Activity>
From the records below, please return each line that holds the word "Console".

Data section>

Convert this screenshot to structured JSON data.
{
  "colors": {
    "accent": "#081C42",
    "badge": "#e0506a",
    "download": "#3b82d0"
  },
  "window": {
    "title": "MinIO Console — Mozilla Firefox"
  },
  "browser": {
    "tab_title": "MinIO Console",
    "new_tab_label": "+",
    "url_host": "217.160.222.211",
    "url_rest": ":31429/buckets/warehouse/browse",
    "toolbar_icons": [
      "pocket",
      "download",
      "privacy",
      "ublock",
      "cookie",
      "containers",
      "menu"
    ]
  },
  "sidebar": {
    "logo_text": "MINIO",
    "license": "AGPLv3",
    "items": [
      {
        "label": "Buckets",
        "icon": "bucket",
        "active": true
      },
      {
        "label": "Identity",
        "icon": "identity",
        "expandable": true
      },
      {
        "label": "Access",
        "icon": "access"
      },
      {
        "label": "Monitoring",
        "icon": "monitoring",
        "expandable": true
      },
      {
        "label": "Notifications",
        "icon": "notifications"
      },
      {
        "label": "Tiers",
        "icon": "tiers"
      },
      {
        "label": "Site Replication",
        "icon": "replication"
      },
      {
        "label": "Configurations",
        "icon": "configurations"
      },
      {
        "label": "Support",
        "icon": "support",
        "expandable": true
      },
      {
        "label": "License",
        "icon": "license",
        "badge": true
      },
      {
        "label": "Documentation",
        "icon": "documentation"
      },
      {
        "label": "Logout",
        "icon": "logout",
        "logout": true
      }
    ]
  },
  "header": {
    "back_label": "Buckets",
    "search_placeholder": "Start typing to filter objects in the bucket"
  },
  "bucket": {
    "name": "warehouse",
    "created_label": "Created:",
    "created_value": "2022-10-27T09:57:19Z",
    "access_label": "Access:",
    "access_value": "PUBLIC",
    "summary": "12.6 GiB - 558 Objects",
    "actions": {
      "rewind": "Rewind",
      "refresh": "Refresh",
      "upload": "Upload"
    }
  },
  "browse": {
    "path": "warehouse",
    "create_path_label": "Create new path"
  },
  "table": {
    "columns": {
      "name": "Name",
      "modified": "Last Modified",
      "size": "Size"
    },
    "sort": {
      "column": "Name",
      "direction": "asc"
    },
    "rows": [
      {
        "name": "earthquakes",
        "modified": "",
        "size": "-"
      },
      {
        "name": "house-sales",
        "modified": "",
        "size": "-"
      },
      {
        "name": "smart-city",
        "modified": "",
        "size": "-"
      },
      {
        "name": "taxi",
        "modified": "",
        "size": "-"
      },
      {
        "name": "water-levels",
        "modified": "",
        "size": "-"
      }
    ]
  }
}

Exercise response>
    "title": "MinIO Console — Mozilla Firefox"
    "tab_title": "MinIO Console",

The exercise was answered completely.